23 August 2016
IRAQI KURDISTAN: What peace looks like here
by Peggy Gish
[Note: This release has been adapted for CPTnet, the
original is available on the CPT-Iraqi
Kurdistan team’s blog.]
Weza village located near the Iranian border in Iraqi Kurdistan. Photo by: Peggy Gish.
“Is this the village of Weza?” I asked my teammate, not
believing what I was seeing. This did not look like the same village our team
visited in June 2010. Weza, nestled in the mountains of northeastern Iraqi
Kurdistan and close to the Iranian border, looked bigger. Fields were
larger and greener and the houses in better repair. Residents, we spoke
to said that even though they know in the back of their mind that danger could
return to their village, they feel more relaxed. Tourists are once again coming
into the area for vacations, to enjoy the beautiful views and the milder summer
Six years ago, in June 2010, we sat in this same village,
with the uncle of fourteen-year-old Basoz, as he told us about his niece’s
tragic death three weeks earlier. A rocket had exploded near Basoz while
she was preparing tea for the rest of the family who were working in their
fields. Her twenty-year-old cousin, with her at the time, was not
physically injured, but was severely traumatized. The uncle, describing
the situation there, told us, “Over the last ten days, more than 200 rockets
have exploded around our village. People here are terrified, and many
We had been visiting the Sedakan and Choman districts to
learn what the affects of more recent cross-border attacks from either Turkey
or Iran has been along the northeastern border between Iraq and Iran. In the
past two days we had met farmers who had family members injured, livestock
killed, crops or orchards damaged, or who fled their land out of fear. The success of Kurdish forces against ISIS
had increased a Kurdish presence in areas of Iraq and Syria, which had been a
contributing factor to the resumption of Turkish bombing. One of the factors contributing to the ebb
and flow of cross-border attacks by Iran on Kurdish Iraqi villages has been the
movement of members of an Iranian Kurdish independence party in these areas and
the degree to which Iran sees them as a threat.
When we found ourselves not far from Weza and Kani Spi, two
villages we had spent time in years ago when they were experiencing attacks, wedecided to also visit there.
|Residents of Kani Spi and CPTers Photo by: Julie Brown.
Changes we could see now in Kani Spi included the building
of a new house and the expansion and flourishing of their fields and orchards.
As in Weza, however, the most important change was one we couldn’t
photograph.

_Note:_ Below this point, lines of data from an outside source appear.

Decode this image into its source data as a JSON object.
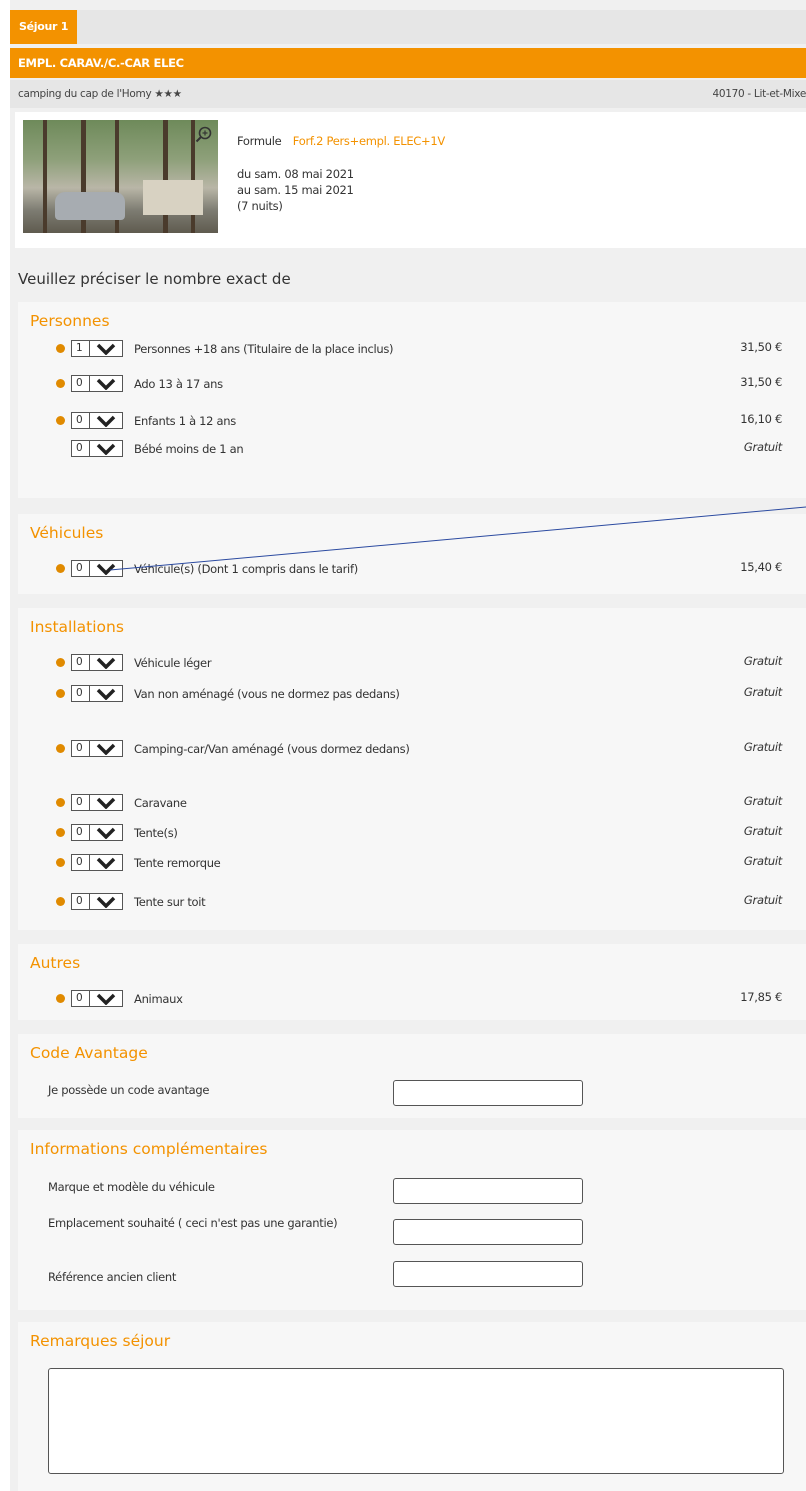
{
  "tab": {
    "label": "Séjour 1"
  },
  "header": {
    "title": "EMPL. CARAV./C.-CAR ELEC",
    "campsite": "camping du cap de l'Homy ★★★",
    "location": "40170 - Lit-et-Mixe"
  },
  "stay": {
    "formula_label": "Formule",
    "formula_value": "Forf.2 Pers+empl. ELEC+1V",
    "from": "du sam. 08 mai 2021",
    "to": "au sam. 15 mai 2021",
    "nights": "(7 nuits)"
  },
  "intro": "Veuillez préciser le nombre exact de",
  "sections": {
    "personnes": {
      "title": "Personnes",
      "rows": [
        {
          "qty": "1",
          "label": "Personnes +18 ans (Titulaire de la place inclus)",
          "price": "31,50 €"
        },
        {
          "qty": "0",
          "label": "Ado 13 à 17 ans",
          "price": "31,50 €"
        },
        {
          "qty": "0",
          "label": "Enfants 1 à 12 ans",
          "price": "16,10 €"
        },
        {
          "qty": "0",
          "label": "Bébé moins de 1 an",
          "price": "Gratuit"
        }
      ]
    },
    "vehicules": {
      "title": "Véhicules",
      "rows": [
        {
          "qty": "0",
          "label": "Véhicule(s) (Dont 1 compris dans le tarif)",
          "price": "15,40 €"
        }
      ]
    },
    "installations": {
      "title": "Installations",
      "rows": [
        {
          "qty": "0",
          "label": "Véhicule léger",
          "price": "Gratuit"
        },
        {
          "qty": "0",
          "label": "Van non aménagé (vous ne dormez pas dedans)",
          "price": "Gratuit"
        },
        {
          "qty": "0",
          "label": "Camping-car/Van aménagé (vous dormez dedans)",
          "price": "Gratuit"
        },
        {
          "qty": "0",
          "label": "Caravane",
          "price": "Gratuit"
        },
        {
          "qty": "0",
          "label": "Tente(s)",
          "price": "Gratuit"
        },
        {
          "qty": "0",
          "label": "Tente remorque",
          "price": "Gratuit"
        },
        {
          "qty": "0",
          "label": "Tente sur toit",
          "price": "Gratuit"
        }
      ]
    },
    "autres": {
      "title": "Autres",
      "rows": [
        {
          "qty": "0",
          "label": "Animaux",
          "price": "17,85 €"
        }
      ]
    },
    "code_avantage": {
      "title": "Code Avantage",
      "label": "Je possède un code avantage",
      "value": ""
    },
    "infos": {
      "title": "Informations complémentaires",
      "vehicle_label": "Marque et modèle du véhicule",
      "vehicle_value": "",
      "spot_label": "Emplacement souhaité ( ceci n'est pas une garantie)",
      "spot_value": "",
      "client_label": "Référence ancien client",
      "client_value": ""
    },
    "remarques": {
      "title": "Remarques séjour",
      "value": ""
    }
  },
  "colors": {
    "accent": "#f39200",
    "info_dot": "#e08a00",
    "panel": "#f7f7f7",
    "page": "#f0f0f0"
  }
}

It had to do with the cessation of the shelling and the absence of
daily fear of attack. It was something we could feel as well as see—the
relaxed brows, lighter conversations, the ability to plan ahead for the future,
and the quicker laughter that seemed to ripple through the mountain passes
above and around the village.
“You see the difference in our life now?” a long-time friend
from Kani Spi, asked us. “Before, you saw what fear of violence looks like for
a village. Now what you see—this is what peace looks and feels like
We left with the longing that the deeper justice and power
issues contributing to the strife between rebel fighters and the neighboring
governments be faced and resolved non-militarily, so that the graceful farming
families living in the border villages, now experiencing attacks could also
soon know and flourish under the daily realities of peace.